Fruits in China are much less expensive than they are in the US. Almost every food in China is far less expensive than it is in the US. You can still get a pound of organic tomatoes in China for less than fifty cents which would impossible in the US. The US pushes their processed tomatoes that are tasteless and charges extra for so-called organic tomatoes. All organic fruits and vegetables are now more expensive in the US; some of them are ridiculously priced, also. The same fruits and vegetables we used to commonly eat in the 1950s and 1960s and now sold as “organic specialties” which will run you as much as fifty per cent more than processed fruits and vegetables. Who voted for this? Not the American public. Again, if there were an internet referendum on fruits and vegetables, you might see Americans vote to outlaw processed or synthetic foods, or at the very least, to return to the organic days of the 50s and 60s. There is a lot of outrage out there in the American public that the government constantly ignores. All this being said, the quality of American fruits and vegetables is still higher than that of Chinese produce. The fruits in the US are juicer and sweeter and in more abundance. The only abundance of fruits and vegetables in China are those of an inferior quality, but they are quite inexpensive and still very healthy for you.
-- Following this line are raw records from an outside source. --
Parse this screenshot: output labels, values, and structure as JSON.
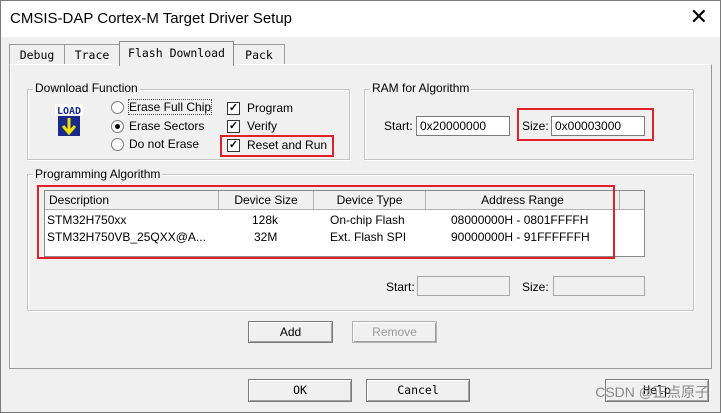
{
  "window": {
    "title": "CMSIS-DAP Cortex-M Target Driver Setup"
  },
  "tabs": [
    {
      "label": "Debug"
    },
    {
      "label": "Trace"
    },
    {
      "label": "Flash Download"
    },
    {
      "label": "Pack"
    }
  ],
  "download_function": {
    "group_label": "Download Function",
    "icon_text": "LOAD",
    "radios": [
      {
        "label": "Erase Full Chip",
        "selected": false
      },
      {
        "label": "Erase Sectors",
        "selected": true
      },
      {
        "label": "Do not Erase",
        "selected": false
      }
    ],
    "checks": [
      {
        "label": "Program",
        "checked": true
      },
      {
        "label": "Verify",
        "checked": true
      },
      {
        "label": "Reset and Run",
        "checked": true
      }
    ]
  },
  "ram": {
    "group_label": "RAM for Algorithm",
    "start_label": "Start:",
    "start_value": "0x20000000",
    "size_label": "Size:",
    "size_value": "0x00003000"
  },
  "programming": {
    "group_label": "Programming Algorithm",
    "columns": [
      "Description",
      "Device Size",
      "Device Type",
      "Address Range"
    ],
    "rows": [
      {
        "description": "STM32H750xx",
        "size": "128k",
        "type": "On-chip Flash",
        "range": "08000000H - 0801FFFFH"
      },
      {
        "description": "STM32H750VB_25QXX@A...",
        "size": "32M",
        "type": "Ext. Flash SPI",
        "range": "90000000H - 91FFFFFFH"
      }
    ],
    "start_label": "Start:",
    "start_value": "",
    "size_label": "Size:",
    "size_value": "",
    "add_label": "Add",
    "remove_label": "Remove"
  },
  "buttons": {
    "ok": "OK",
    "cancel": "Cancel",
    "help": "Help"
  },
  "watermark": "CSDN @正点原子",
  "colors": {
    "highlight": "#e0202a"
  }
}
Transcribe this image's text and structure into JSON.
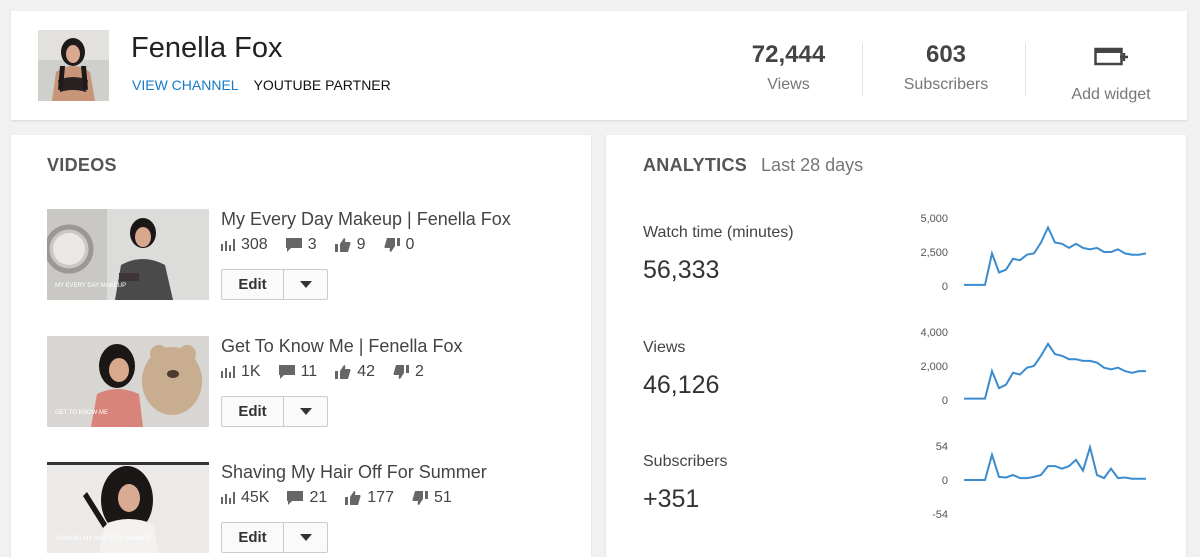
{
  "header": {
    "channel_name": "Fenella Fox",
    "view_channel": "VIEW CHANNEL",
    "partner": "YOUTUBE PARTNER",
    "views_value": "72,444",
    "views_label": "Views",
    "subscribers_value": "603",
    "subscribers_label": "Subscribers",
    "widget_label": "Add widget"
  },
  "videos": {
    "title": "VIDEOS",
    "edit_label": "Edit",
    "items": [
      {
        "title": "My Every Day Makeup | Fenella Fox",
        "views": "308",
        "comments": "3",
        "likes": "9",
        "dislikes": "0",
        "thumb_caption": "MY EVERY DAY MAKEUP"
      },
      {
        "title": "Get To Know Me | Fenella Fox",
        "views": "1K",
        "comments": "11",
        "likes": "42",
        "dislikes": "2",
        "thumb_caption": "GET TO KNOW ME"
      },
      {
        "title": "Shaving My Hair Off For Summer",
        "views": "45K",
        "comments": "21",
        "likes": "177",
        "dislikes": "51",
        "thumb_caption": "SHAVING MY HAIR FOR SUMMER"
      }
    ]
  },
  "analytics": {
    "title": "ANALYTICS",
    "range": "Last 28 days",
    "metrics": [
      {
        "label": "Watch time (minutes)",
        "value": "56,333"
      },
      {
        "label": "Views",
        "value": "46,126"
      },
      {
        "label": "Subscribers",
        "value": "+351"
      }
    ]
  },
  "colors": {
    "accent": "#167ac6",
    "line": "#3a8ccf"
  },
  "chart_data": [
    {
      "type": "line",
      "ylim": [
        0,
        5000
      ],
      "yticks": [
        "5,000",
        "2,500",
        "0"
      ],
      "values": [
        80,
        80,
        80,
        80,
        2400,
        1000,
        1200,
        2000,
        1900,
        2300,
        2400,
        3200,
        4300,
        3200,
        3100,
        2800,
        3100,
        2800,
        2700,
        2800,
        2500,
        2500,
        2700,
        2400,
        2300,
        2300,
        2400
      ]
    },
    {
      "type": "line",
      "ylim": [
        0,
        4000
      ],
      "yticks": [
        "4,000",
        "2,000",
        "0"
      ],
      "values": [
        80,
        80,
        80,
        80,
        1700,
        700,
        900,
        1600,
        1500,
        1900,
        2000,
        2600,
        3300,
        2700,
        2600,
        2400,
        2400,
        2300,
        2300,
        2200,
        1900,
        1800,
        1900,
        1700,
        1600,
        1700,
        1700
      ]
    },
    {
      "type": "line",
      "ylim": [
        -54,
        54
      ],
      "yticks": [
        "54",
        "0",
        "-54"
      ],
      "values": [
        0,
        0,
        0,
        0,
        40,
        5,
        4,
        8,
        3,
        3,
        5,
        8,
        22,
        22,
        18,
        22,
        32,
        15,
        52,
        8,
        3,
        18,
        3,
        4,
        2,
        2,
        2
      ]
    }
  ]
}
Some other things we take for granted that the Chinese do not have in abundance: hot running water that does not turn cold after a few minutes, freezers and refrigerators that can easily be controlled , stop signs, cops enforcing highway and other driving violations, good cuts of meat (oops, already mentioned that), unfettered internet service, Facebook, Twitter, various undesirable web sites, butter, olive oil, sugar, rich bakery goods, bacon, cold cuts, most salads, Miracle Whip, real ice cream, large clothes, comfortable shoes, true protection- free international products, clean air (except for Fujian, Hainan, Southwestern and Northwestern China), a safe reliable food supply, poker, recognizable team sports, and your privacy.
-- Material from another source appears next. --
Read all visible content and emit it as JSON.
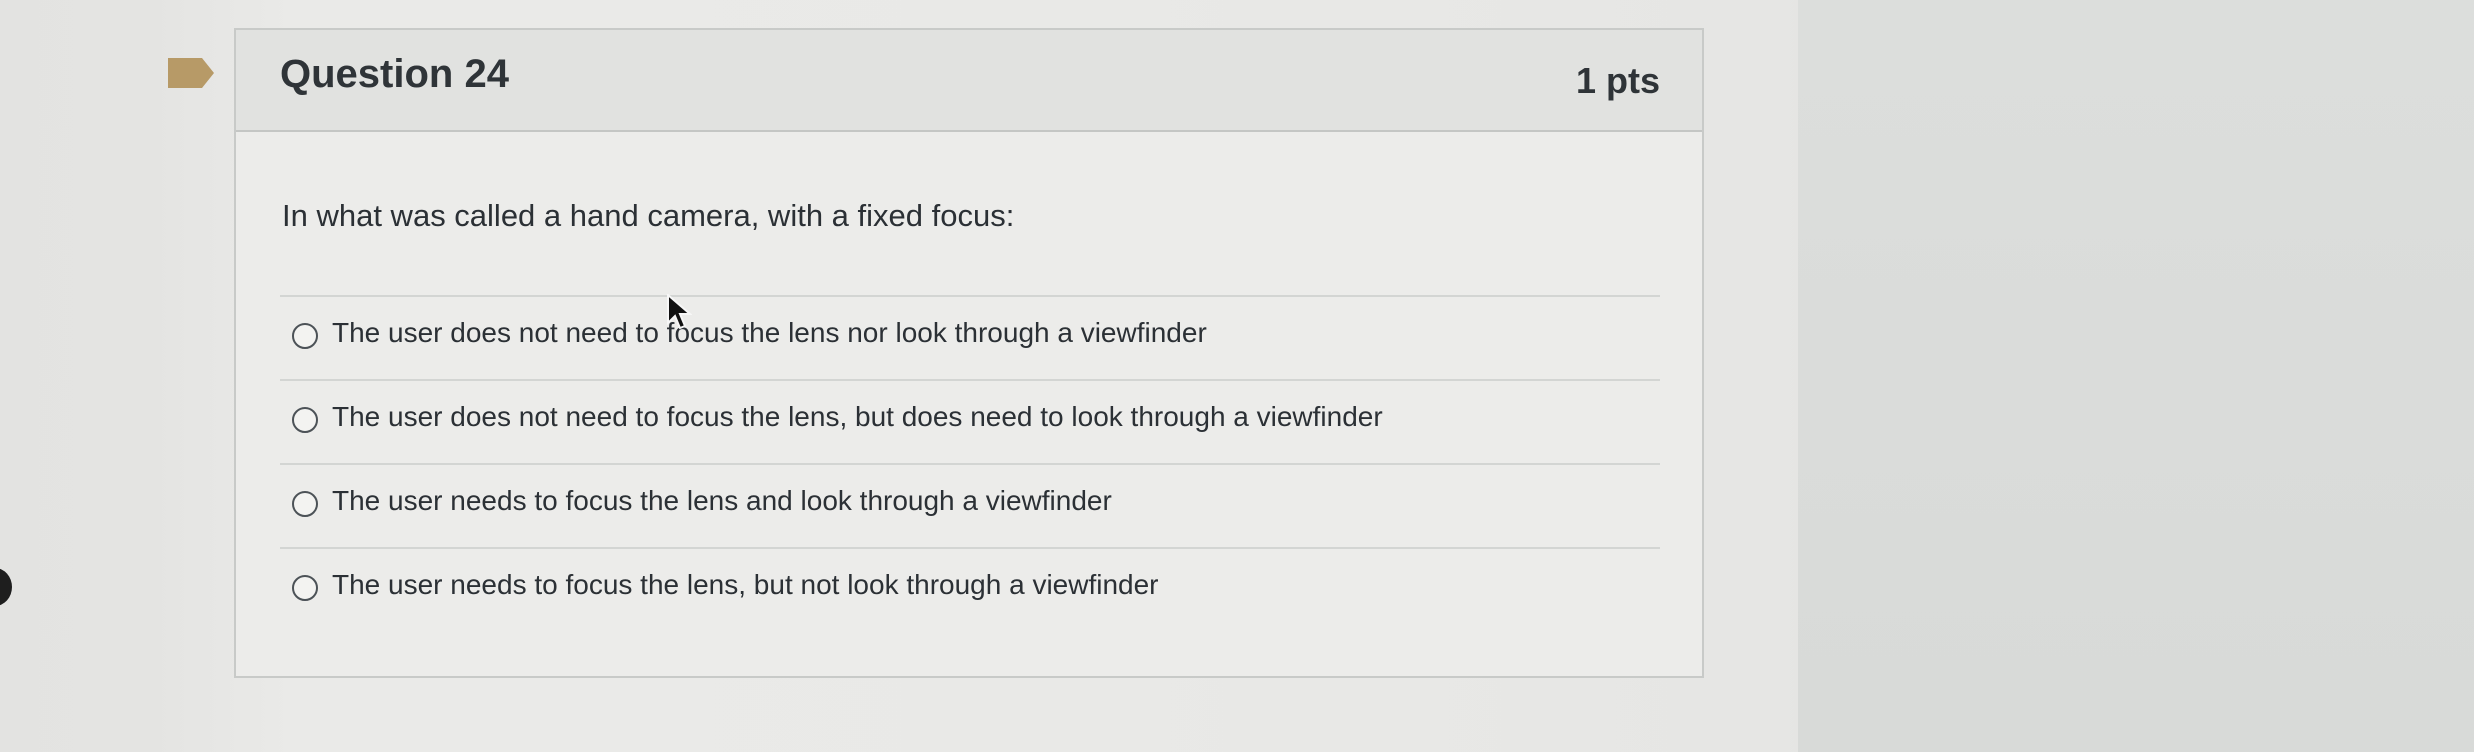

Things that the Chinese take for granted that we do not have in the US include: lower prices for just about everything, not having the IRS, Selective Service, a higher literacy rate, two hour lunches/naps from 12 to 2 (the country is virtually CLOSED from 12-2), a healthier diet, faster government response to emergencies and disasters, faster government response to economic problems, pretty much faster government response to anything because Washington is almost completely broken, extremely low crime rate, no guns and therefore far fewer violent crimes, no parking tickets, no speeding tickets (within reason), and no interference from department chairs for teachers or professors.
So, as you can see, things pretty much seem to balance out.